The life of a UC Davis animal science student
The cows that neighbor the Tercero Student Housing area are not just for Instagram and Snapchat pictures. Those cows, along with the goats, pigs, sheep and other animals that call UC Davis home, are integral to the campus’ global rank of second place in animal science and first in veterinary science for two consecutive years.
Since UC Davis is the only UC school that offers animal science as a major, many students plan for careers in animal-related fields by taking part in the school’s top-of-the-line program.
“A big part of animal science is getting hands-on experience with real animals,” said first-year animal science major Alexandra Chapman. “Davis is the only place where you can have these experiences.”
According to animal science professor James Murray, the animal science undergraduate major is designed to expose students to a wide range of sciences, including genetics, reproduction, nutrition, biochemistry and behavioral science.

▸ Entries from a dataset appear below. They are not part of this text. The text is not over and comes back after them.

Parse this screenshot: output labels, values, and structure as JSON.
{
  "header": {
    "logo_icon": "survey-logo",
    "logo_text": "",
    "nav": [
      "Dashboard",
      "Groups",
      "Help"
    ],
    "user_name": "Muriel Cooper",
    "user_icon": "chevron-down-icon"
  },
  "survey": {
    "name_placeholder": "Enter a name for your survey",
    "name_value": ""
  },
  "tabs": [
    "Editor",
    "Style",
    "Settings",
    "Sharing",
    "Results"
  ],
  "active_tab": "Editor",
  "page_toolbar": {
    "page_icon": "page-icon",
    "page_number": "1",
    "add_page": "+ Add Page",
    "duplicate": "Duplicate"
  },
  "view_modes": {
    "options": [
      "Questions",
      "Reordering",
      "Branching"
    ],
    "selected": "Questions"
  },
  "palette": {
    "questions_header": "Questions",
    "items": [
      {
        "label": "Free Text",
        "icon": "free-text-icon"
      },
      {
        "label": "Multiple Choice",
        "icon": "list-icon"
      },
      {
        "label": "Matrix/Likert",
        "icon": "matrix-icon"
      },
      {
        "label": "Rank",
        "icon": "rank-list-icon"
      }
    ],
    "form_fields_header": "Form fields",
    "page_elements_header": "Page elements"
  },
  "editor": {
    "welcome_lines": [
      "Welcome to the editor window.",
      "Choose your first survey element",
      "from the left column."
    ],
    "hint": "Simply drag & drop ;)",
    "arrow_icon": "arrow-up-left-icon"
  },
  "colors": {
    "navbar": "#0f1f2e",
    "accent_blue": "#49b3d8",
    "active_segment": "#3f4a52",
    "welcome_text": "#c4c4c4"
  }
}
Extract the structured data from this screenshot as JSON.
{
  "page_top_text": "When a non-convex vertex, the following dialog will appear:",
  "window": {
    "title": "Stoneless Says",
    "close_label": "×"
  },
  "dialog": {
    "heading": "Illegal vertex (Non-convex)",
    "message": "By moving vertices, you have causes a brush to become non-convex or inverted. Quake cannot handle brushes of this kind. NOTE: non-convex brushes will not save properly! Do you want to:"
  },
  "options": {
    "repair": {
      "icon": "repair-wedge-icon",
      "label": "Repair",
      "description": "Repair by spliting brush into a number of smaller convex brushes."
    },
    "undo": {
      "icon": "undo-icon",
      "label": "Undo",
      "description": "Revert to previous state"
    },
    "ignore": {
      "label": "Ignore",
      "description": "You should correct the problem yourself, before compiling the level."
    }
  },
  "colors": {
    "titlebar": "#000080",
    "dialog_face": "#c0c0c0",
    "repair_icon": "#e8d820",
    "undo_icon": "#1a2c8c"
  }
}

“To take care of and raise animals, […] you have to know a variety of fields,” Murray said. “That’s really important because it’s where our food comes from. Healthy animals that are not stressed are more productive.”
For many students interested in pursuing animal-related careers, the animal science major is relevant on a more personal level as well.

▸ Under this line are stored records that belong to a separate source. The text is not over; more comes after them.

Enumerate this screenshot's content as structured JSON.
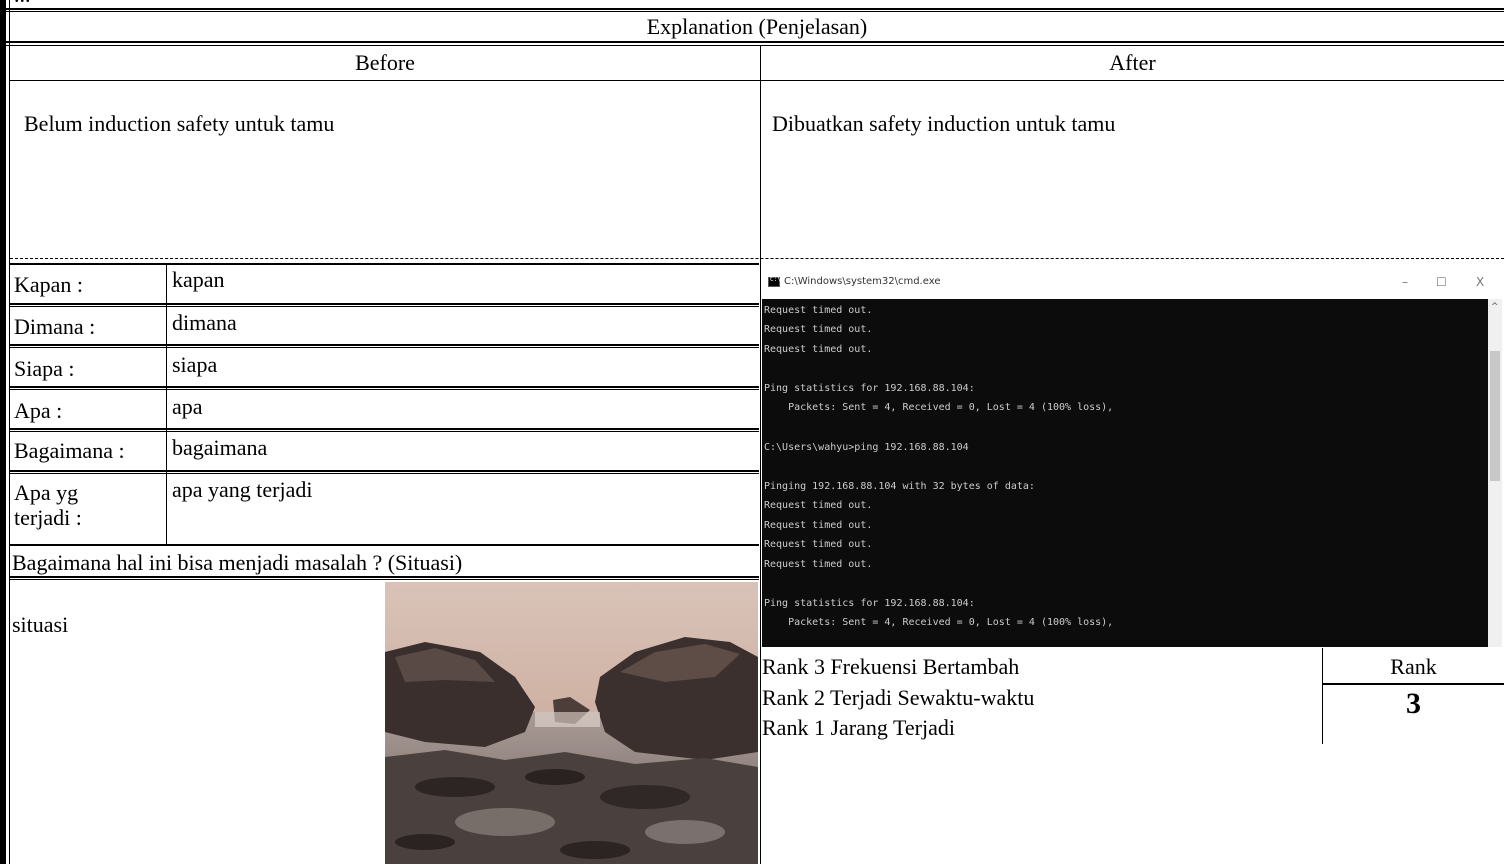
{
  "header": {
    "top_fragment": "...",
    "explanation": "Explanation (Penjelasan)",
    "before_label": "Before",
    "after_label": "After"
  },
  "before_text": "Belum induction safety untuk tamu",
  "after_text": "Dibuatkan safety induction untuk tamu",
  "fields": [
    {
      "label": "Kapan :",
      "value": "kapan"
    },
    {
      "label": "Dimana :",
      "value": "dimana"
    },
    {
      "label": "Siapa :",
      "value": "siapa"
    },
    {
      "label": "Apa :",
      "value": "apa"
    },
    {
      "label": "Bagaimana :",
      "value": "bagaimana"
    },
    {
      "label_line1": "Apa yg",
      "label_line2": "terjadi :",
      "value": "apa yang terjadi"
    }
  ],
  "situation": {
    "heading": "Bagaimana hal ini bisa menjadi masalah ? (Situasi)",
    "text": "situasi",
    "photo_icon": "rocky-beach-photo"
  },
  "cmd": {
    "title": "C:\\Windows\\system32\\cmd.exe",
    "icon": "cmd-icon",
    "min": "–",
    "max": "☐",
    "close": "X",
    "lines": [
      "Request timed out.",
      "Request timed out.",
      "Request timed out.",
      "",
      "Ping statistics for 192.168.88.104:",
      "    Packets: Sent = 4, Received = 0, Lost = 4 (100% loss),",
      "",
      "C:\\Users\\wahyu>ping 192.168.88.104",
      "",
      "Pinging 192.168.88.104 with 32 bytes of data:",
      "Request timed out.",
      "Request timed out.",
      "Request timed out.",
      "Request timed out.",
      "",
      "Ping statistics for 192.168.88.104:",
      "    Packets: Sent = 4, Received = 0, Lost = 4 (100% loss),"
    ]
  },
  "rank": {
    "items": [
      "Rank 3 Frekuensi Bertambah",
      "Rank 2 Terjadi Sewaktu-waktu",
      "Rank 1 Jarang Terjadi"
    ],
    "label": "Rank",
    "value": "3"
  }
}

“Taking Animal Science 1 […] really solidified my decision of becoming a vegan because [the class involved] learning about the process of production,” said first-year animal science major Iris Chan. “There is no humane way to kill an animal.”
The animal science classes at UC Davis cover the process of food production with regard to animals. Chan plans to take her passion for animals to another level by attending veterinary school after graduation.
“[I need] to learn [about animal science] and understand it before I can […] potentially change it,” Chan said.
The animal science program at UC Davis provides students with direct access to handling animals, which is not always available at other vet schools across the nation.
“I think it’s a really fascinating degree,” said second-year animal biology graduate student Noe Gomez. “It allows students to get a lot of really good hands-on experience and it exposes them to a very large array of cool post-graduation career opportunities.”
Gomez is currently a teaching assistant for ANS 2, an introductory class that covers a range of sciences applicable to the study of animals. Last quarter, Gomez was a teaching assistant for a reproductive physiology animal science course that gave students an opportunity to perform in-class spay and neuter surgeries.
“Doing […] hands-on techniques like that are very important,” Gomez said. “[They] really set students apart from [students at] other universities.”
The program allows students other hands-on experiences such as observing dissections of reproductive tracts and maternal behavior in animals. Recently, students witnessed live births of animals bred specifically for ANS 2.
“It’s one thing to read about everything in a book, […] and it’s another thing to watch a cow give birth,” Chapman said. “[The class allows us] to see what it really looks like in real life as we learn about it in the classroom at the same time.”
As a major, animal science prepares students for futures in animal-related fields, including graduate school.
“Ideally, I would like to attend vet school in the future and either become an equine vet or [work with] companion animals,” Chapman said. “It’s exciting to see that being a real possibility now [that I’m at Davis].”
Since UC Davis is globally renowned for its animal science and veterinary medicine programs, the university offers a variety of resources for students interested in these topics.
“Being here, I have […] the ability to be right next to a farm,” Chan said. “Having all these resources and having the vet school right there opens a lot of doors [for] getting experience, even [in terms of] knowing what kind of jobs there are within this field. There are a lot of things you can do with [an animal science] major.”
Written by: Allyson Tsuji – email@example.com